Thursday / 23 February 2006
Credit: ‘Imiloa
World-Class Public Astronomy Education Facility Opens to Public in Hawaii Tomorrow. Despite being home to what promoters have labeled "Clearly the Best" astrophysics observing location in the world -- the summit of Mauna Kea, and having a steadily climbing support population of over 160,000, Hawai‘i Island's best public space education facility was the small Astronaut Ellison S. Onizuka Space Center at the Kona International Airport at Keahole. The Onizuka Center may seem even smaller to students visiting on school field trips starting tomorrow. That's because they can visit the nine-acre ‘Imiloa Astronomy Education Center of Hawai‘i in Hilo, which opens its doors at 09:00. It features the world's largest native Hawaiian plant garden as well as the latest in interactive educational technology.
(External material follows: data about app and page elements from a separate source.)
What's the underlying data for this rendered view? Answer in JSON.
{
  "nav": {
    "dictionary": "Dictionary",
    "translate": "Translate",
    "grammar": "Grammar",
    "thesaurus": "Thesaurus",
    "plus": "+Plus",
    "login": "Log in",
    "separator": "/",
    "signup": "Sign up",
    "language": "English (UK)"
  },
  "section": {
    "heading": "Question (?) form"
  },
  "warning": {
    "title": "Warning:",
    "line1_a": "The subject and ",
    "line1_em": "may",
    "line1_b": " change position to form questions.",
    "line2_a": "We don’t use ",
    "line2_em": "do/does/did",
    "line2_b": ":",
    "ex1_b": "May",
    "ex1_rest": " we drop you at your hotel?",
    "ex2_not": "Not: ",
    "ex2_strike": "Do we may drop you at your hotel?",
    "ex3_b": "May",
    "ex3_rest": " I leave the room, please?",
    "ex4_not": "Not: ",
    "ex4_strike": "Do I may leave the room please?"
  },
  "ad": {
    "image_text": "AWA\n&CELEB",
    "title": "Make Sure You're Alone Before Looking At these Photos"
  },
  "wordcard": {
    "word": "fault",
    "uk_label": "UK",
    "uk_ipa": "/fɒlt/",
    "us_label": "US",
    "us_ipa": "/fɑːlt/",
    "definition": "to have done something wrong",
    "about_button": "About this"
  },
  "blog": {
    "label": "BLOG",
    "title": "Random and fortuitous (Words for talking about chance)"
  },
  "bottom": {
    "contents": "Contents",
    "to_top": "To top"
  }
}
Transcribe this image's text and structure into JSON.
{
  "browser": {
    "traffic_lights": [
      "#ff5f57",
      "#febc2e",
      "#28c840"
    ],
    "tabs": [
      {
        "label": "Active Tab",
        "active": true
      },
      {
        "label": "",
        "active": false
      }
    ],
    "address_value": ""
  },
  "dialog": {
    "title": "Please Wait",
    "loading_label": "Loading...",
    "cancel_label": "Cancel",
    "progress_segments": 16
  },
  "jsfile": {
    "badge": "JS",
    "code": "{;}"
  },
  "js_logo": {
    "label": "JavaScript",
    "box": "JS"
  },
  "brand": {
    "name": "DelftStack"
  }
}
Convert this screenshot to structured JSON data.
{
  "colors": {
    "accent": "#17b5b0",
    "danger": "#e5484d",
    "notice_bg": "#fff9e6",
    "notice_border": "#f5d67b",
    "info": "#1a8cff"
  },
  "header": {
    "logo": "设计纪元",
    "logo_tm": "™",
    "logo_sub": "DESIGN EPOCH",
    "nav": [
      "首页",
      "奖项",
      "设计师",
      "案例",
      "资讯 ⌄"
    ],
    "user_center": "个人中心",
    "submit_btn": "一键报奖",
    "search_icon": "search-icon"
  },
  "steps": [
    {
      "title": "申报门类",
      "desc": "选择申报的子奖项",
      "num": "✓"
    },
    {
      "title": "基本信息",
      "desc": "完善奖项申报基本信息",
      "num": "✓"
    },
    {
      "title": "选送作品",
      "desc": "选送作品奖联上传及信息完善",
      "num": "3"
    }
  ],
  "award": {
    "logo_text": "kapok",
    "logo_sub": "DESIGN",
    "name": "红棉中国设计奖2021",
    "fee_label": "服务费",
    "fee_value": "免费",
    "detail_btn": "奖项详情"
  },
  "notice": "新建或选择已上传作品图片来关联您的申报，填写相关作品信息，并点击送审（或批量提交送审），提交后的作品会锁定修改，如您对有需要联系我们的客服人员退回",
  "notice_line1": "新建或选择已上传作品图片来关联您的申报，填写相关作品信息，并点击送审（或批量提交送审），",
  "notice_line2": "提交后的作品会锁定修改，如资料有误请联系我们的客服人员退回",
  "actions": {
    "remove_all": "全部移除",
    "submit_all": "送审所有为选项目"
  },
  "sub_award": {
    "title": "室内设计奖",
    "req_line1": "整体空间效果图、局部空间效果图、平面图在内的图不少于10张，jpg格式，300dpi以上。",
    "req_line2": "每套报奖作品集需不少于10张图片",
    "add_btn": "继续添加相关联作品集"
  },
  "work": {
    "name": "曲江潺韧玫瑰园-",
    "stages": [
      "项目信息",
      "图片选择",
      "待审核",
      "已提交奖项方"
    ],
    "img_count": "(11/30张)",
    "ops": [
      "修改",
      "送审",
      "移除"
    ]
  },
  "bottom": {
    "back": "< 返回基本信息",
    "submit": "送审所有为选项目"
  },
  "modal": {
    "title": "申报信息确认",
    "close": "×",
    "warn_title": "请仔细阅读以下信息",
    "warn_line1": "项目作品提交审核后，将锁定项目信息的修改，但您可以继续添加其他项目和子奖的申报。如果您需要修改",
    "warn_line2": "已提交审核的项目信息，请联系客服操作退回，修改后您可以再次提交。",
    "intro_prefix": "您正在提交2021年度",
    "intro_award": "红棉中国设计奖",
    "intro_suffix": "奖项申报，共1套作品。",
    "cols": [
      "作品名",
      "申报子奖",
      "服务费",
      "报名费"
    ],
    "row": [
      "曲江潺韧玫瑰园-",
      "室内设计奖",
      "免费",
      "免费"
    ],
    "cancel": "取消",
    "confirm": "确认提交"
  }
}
Visitors can journey with the ancient Hawaiians as they discover, explore and settle the Hawaiian Islands by way of celestial navigation. ‘Imiloa tries to connect that history to today by showing how astronomers using Mauna Kea are also exploring and focusing on the stars. Many on Hawai‘i are completely against any development on Mauna Kea, which is sacred, but most understand the benefits gained from astronomy and approve of beneficial, considered development. As the ‘Imiloa website says, "Ahu kupanaha ia Hawai`i `imi loa! -- The Hawaiian value of pursuing new knowledge brings bountiful rewards." These values extend to the Moon, the centerpiece of the ‘Imiloa logo, which features the mountains Mauna Kea, Mauna Loa and Hualalai. Hours are 09:00 to 17:00 on Tuesday through Sunday. Children under four get in free. Island resident admission is US$10 for adults and $5.50 for children, but $14.50 and $7.50, respectively, for island visitors. Info